Before taking off from LA to NYC last week, I was about to open a bag of mixed nuts I bought at LAX when a flight attendant announced that the people in rows 8 through 10 (us) were not to eat nuts.
A passenger among us was allergic.
I shared this food restriction request with my class the other day. Several students said they’ve been told not to eat certain foods on planes and elsewhere. For me, it was a first. One said his father is allergic to every food imaginable, refuses to deal with it, and doesn't want anyone to know.
I’m thinking of other students and food allergies. A woman, in my advanced class for years, wrote an essay about her son’s peanut allergy. It was published in a well-known, well-paying magazine. She received tons of fan mail. Another wrote and sold several touching, funny pieces on aspects of her daughter’s dairy allergy: her college junior-year in Australia, vacationing, and dating (including an incident at a Dairy Queen). Still another wrote about his own serious food allergies from his first birthday cake, at school, with friends, and now with his fiancé. He’s a gifted composer/musician. I’m hoping he did something with his allergy essays. He struck familiar chords.

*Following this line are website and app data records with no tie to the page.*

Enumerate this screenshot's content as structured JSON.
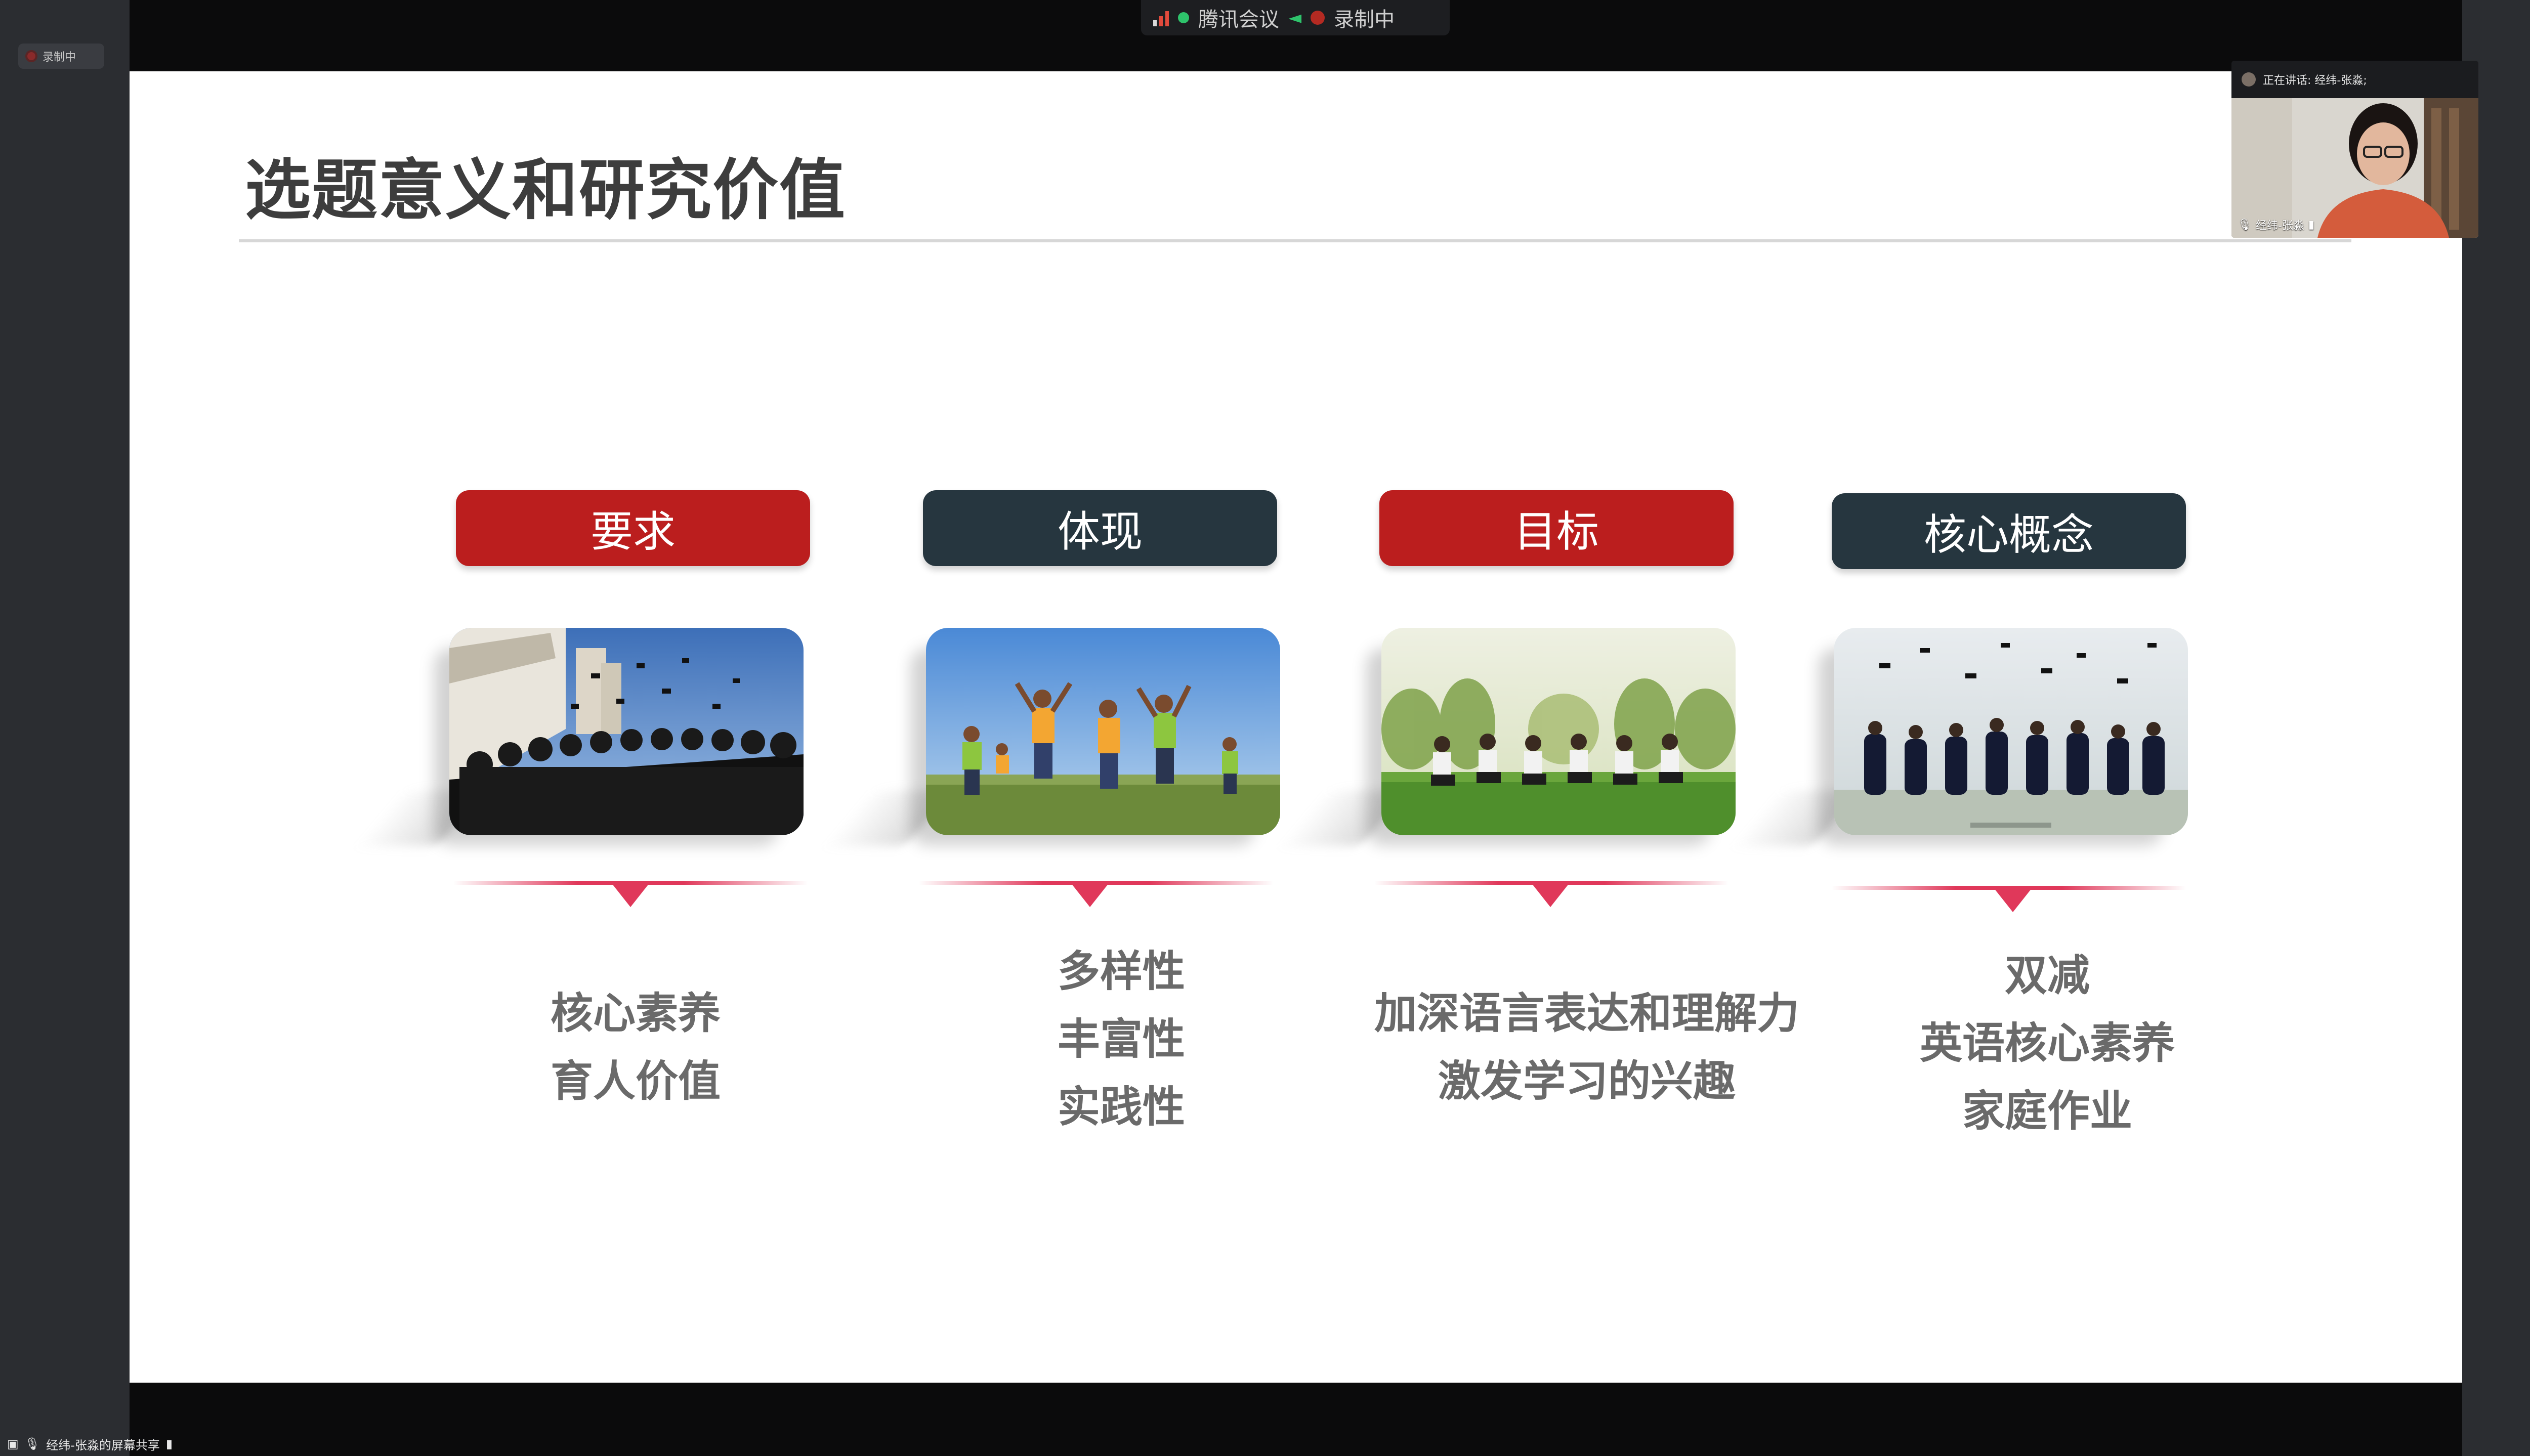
{
  "app": {
    "name": "腾讯会议",
    "recording_label": "录制中"
  },
  "sidebar": {
    "recording_chip": "录制中"
  },
  "slide": {
    "title": "选题意义和研究价值",
    "columns": [
      {
        "heading": "要求",
        "heading_color": "#bb1e1e",
        "lines": [
          "核心素养",
          "育人价值"
        ]
      },
      {
        "heading": "体现",
        "heading_color": "#26363f",
        "lines": [
          "多样性",
          "丰富性",
          "实践性"
        ]
      },
      {
        "heading": "目标",
        "heading_color": "#bb1e1e",
        "lines": [
          "加深语言表达和理解力",
          "激发学习的兴趣"
        ]
      },
      {
        "heading": "核心概念",
        "heading_color": "#26363f",
        "lines": [
          "双减",
          "英语核心素养",
          "家庭作业"
        ]
      }
    ]
  },
  "camera": {
    "speaking_label": "正在讲话: 经纬-张淼;",
    "participant_name": "经纬-张淼"
  },
  "status_bar": {
    "share_label": "经纬-张淼的屏幕共享"
  },
  "colors": {
    "accent_red": "#bb1e1e",
    "accent_dark": "#26363f",
    "marker_pink": "#e0385a",
    "recording_red": "#b42a22",
    "live_green": "#2ec36b"
  }
}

Mainly, I’m thinking of our different ways of moving through the world. And dealing. With our issues. Children. Parents. Partners. Siblings. Friends. Co-workers. Students. New situations. Frightening situations. Discomfort. Joy. Everything.
We’re all nuts on this bus. We all have nuttiness in our families. Those who claim or pretend otherwise...wouldn't you say they're the nuttiest of us all?
Love ‘n Stuff,
PS August 22-6:30-8:30: it’ll be happening in the rare book room of the Strand Bookstore. You’ll write, get ideas, get going, and get in touch with your best, most surprising self. Register for my workshop at: Nancy at the Strand